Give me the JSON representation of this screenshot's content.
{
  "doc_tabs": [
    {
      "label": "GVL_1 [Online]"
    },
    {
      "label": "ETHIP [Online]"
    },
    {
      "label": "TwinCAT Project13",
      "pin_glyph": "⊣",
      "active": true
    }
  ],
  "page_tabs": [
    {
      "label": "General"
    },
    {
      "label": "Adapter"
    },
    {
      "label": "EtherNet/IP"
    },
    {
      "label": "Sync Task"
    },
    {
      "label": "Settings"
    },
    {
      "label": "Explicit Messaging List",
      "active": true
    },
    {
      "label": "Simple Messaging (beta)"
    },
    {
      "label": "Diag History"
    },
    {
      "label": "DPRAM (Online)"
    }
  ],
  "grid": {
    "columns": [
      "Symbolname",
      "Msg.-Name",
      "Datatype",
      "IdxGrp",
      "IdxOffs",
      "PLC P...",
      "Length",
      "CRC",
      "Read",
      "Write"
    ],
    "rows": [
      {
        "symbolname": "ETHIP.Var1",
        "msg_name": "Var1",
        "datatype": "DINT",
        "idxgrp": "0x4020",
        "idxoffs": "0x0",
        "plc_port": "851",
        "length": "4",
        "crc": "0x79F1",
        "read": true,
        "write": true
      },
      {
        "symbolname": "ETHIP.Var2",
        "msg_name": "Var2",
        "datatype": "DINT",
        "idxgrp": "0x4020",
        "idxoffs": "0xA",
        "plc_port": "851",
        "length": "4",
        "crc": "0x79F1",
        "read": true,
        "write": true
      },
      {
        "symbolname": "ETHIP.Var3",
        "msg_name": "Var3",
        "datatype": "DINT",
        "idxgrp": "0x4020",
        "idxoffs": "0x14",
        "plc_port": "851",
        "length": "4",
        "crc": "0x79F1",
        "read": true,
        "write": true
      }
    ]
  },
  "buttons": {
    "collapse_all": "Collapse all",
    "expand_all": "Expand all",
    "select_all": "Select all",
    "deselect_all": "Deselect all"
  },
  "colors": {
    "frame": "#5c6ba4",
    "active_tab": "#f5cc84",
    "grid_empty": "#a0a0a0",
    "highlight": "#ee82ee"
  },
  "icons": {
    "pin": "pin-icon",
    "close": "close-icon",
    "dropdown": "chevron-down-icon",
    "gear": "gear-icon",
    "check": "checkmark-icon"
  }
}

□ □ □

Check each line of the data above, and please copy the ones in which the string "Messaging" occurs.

• RESPONSE AREA
      "label": "Explicit Messaging List",
      "label": "Simple Messaging (beta)"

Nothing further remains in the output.